Today I met with one of my sisters for lunch at my new favorite place, Frú Berglaug. We decided to take a little walk down Laugarvegur and visit a few of our favorite Icelandic designers shops and share with you our findings. Although these photos may suggest otherwise, my sister does smile occasionally and we actually had a really good time.
UPDATE: Unfortunately as of January/February 2012 Forynja is closing down.
Forynja is the brainchild of the designers Sara María but she was a part of the collective that started the late Naked Ape back in 2005. Now she sells amazing clothes under her own label Forynja, along with this and that from local design brands such as Helicopter (love the pink and black mesh dresses from Helicopter – yum!).
Sara María’s clothes are all hand printed and in my opinion quite affordable. I really don’t like the design stores that mass produce their products and then sell them like they are one of a kind. This is not the case with Forynja. Her clothes are simple but with a twist with the prints and splash of vibrant colors
Out of the four shops we vistied, Forynja is my favorite. It’s not that I don’t love the other stores, because they are beautiful, but Forynja is just more my style. What I also like about it is the fact that their stuff is available in a wide range of sizes, from XS to XL, and I’ve seen on her Facebook page that she sometimes offers leggings up to 2XL. So you don’t have to be a size zero to enjoy these clothes. If I had money to spend right now, I would definitely spend it there. My wardrobe is seriously missing some neon.
Einvera is run by two sisters who design their clothes under the lable Kalda. Kalda was featured both in the British Vouge and the Swedish Elle this month but their clothes are gorgeous, simple and modern and their shop is very beautiful. When I told my sister what we would be doing for this post she demanded that we would visit Einvera because she loves it. I had never visited before but now I do understand where her love is coming from.
If Forynja was my favorite, Einvera was definitely on top of my sister’s list. Although Kalda is a pit pricey for us poor Icelanders it’s quite reasonable for a design boutique. Their dresses range from about EUR 100 to EUR 300 but when the króna was little bit more on our side I remember buying mass produced dresses in London high street stores for EUR 100. So it’s actually probably rather cheap. If you can’t make it to Reykjavík to get some Kalda goodies, Liberty in London also carries their line.

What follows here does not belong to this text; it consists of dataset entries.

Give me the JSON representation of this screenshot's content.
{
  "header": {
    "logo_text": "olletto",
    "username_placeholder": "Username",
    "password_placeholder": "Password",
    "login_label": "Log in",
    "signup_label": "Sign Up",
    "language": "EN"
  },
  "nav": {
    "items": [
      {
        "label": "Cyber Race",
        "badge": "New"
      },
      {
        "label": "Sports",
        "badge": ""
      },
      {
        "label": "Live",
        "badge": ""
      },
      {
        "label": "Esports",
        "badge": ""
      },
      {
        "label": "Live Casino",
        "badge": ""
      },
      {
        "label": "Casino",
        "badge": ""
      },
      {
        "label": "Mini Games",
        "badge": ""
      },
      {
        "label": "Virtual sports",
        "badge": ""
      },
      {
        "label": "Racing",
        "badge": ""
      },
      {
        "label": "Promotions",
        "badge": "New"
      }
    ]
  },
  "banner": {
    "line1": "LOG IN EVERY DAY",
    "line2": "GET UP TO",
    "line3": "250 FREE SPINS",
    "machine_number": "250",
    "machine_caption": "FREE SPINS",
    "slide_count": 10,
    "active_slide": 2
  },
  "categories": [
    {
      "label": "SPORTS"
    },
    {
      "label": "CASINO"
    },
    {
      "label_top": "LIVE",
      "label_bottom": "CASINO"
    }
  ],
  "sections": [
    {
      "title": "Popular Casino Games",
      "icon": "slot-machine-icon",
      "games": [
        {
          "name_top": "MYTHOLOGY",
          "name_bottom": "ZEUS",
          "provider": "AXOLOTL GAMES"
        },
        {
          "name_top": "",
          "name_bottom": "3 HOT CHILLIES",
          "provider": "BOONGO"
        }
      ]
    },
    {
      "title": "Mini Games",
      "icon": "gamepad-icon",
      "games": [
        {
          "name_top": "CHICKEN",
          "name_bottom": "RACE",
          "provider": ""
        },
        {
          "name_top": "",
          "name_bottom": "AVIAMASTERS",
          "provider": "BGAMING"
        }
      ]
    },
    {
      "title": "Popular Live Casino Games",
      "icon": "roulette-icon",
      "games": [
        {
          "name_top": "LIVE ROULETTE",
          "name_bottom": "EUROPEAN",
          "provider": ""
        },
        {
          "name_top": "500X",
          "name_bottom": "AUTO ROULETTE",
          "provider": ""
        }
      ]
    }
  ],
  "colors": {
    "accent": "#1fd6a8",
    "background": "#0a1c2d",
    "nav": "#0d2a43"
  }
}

Kiosk is a fashion boutique co-owned by 9 designers. They all take turns working at the store and today the lovely lady behind Skaparinn very kindly welcomed us into the store. If we take the clothes out of the equation for a moment I think Kiosk wins in the most pretty boutique contest. It’s very simple but yet colorful which is a tough thing to master. Plus they always have the most amazing window displays.
The clothes are also lovely. They have a nice range of stuff in everything from muted pink to neon yellow and some great accessories. I am particularly fond of Hlín Reykdal‘s hair accessories but I’ve long been known to want to put everything in my hair.
I wish I was turning 30 again so I could get one of those lovely necklaces for my birthday. Would it be too much to throw another party for my 30 and a half birthday?
The Collective of Young Designers
The collective of young designers is almost hidden at its Laugarvegur location below Hemmi og Valdi coffee shop. On Facebook they call themselves the secret shop which I guess is quite fitting. It’s run by 12 young designers who all share rent for the space and take turns working at the shop. They are all very different and the stores feels a little bit like organized chaos – in a very sweet and charming way.
There were all kinds of stuff available at the secret shop. They have dresses, jewelry made out of buttons, knitted sweaters – the works. I like how the space itself is quite raw and how they kind of just make do with what they have. The fitting room, for example, is located at the bathroom.
I really like the concept behind the collective and I admire the designers for taking the leap and opening a store. Like with all stores some of the things were nicer than others but put together, as a collective, they become a charming little place that is well worth the visit.
The Collective of Young Designers
Laugarvegur 21, 101 Reykjavík
The Collective of Young Designers on Facebook